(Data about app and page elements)
- Opening Delimiter -

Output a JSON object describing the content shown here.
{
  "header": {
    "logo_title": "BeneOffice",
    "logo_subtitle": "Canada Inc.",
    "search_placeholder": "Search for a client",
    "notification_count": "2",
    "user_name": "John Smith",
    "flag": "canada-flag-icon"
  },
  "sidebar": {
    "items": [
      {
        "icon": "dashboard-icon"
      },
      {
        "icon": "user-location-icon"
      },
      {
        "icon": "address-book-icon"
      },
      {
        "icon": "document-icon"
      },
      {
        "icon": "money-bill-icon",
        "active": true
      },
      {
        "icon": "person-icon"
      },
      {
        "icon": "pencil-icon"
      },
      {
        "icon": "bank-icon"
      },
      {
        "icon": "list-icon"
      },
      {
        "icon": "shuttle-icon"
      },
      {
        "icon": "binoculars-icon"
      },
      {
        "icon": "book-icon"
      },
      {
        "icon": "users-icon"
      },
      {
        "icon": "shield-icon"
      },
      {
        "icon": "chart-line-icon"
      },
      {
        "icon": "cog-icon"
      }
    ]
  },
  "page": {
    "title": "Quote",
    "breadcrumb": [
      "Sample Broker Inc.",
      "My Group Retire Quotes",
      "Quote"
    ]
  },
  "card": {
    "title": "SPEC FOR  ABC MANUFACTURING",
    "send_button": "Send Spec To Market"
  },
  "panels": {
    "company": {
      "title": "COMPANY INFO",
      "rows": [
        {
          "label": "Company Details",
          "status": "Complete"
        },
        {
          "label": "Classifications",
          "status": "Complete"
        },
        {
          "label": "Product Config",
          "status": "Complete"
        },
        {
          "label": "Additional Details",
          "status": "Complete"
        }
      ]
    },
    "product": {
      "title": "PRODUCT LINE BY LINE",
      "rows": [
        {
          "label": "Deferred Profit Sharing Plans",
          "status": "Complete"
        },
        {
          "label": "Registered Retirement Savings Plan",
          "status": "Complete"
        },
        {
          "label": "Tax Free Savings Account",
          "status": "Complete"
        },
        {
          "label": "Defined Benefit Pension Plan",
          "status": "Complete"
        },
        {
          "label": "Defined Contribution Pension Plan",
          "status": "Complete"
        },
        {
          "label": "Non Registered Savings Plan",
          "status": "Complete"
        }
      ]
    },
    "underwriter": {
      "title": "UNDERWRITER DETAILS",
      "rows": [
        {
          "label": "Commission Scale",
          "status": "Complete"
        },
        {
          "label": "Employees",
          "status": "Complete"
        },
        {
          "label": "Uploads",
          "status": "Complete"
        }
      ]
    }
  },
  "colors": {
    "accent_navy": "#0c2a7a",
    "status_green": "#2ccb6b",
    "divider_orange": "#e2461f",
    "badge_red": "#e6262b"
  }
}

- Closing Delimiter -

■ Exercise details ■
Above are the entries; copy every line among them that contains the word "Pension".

■ Exercise answer ■
          "label": "Defined Benefit Pension Plan",
          "label": "Defined Contribution Pension Plan",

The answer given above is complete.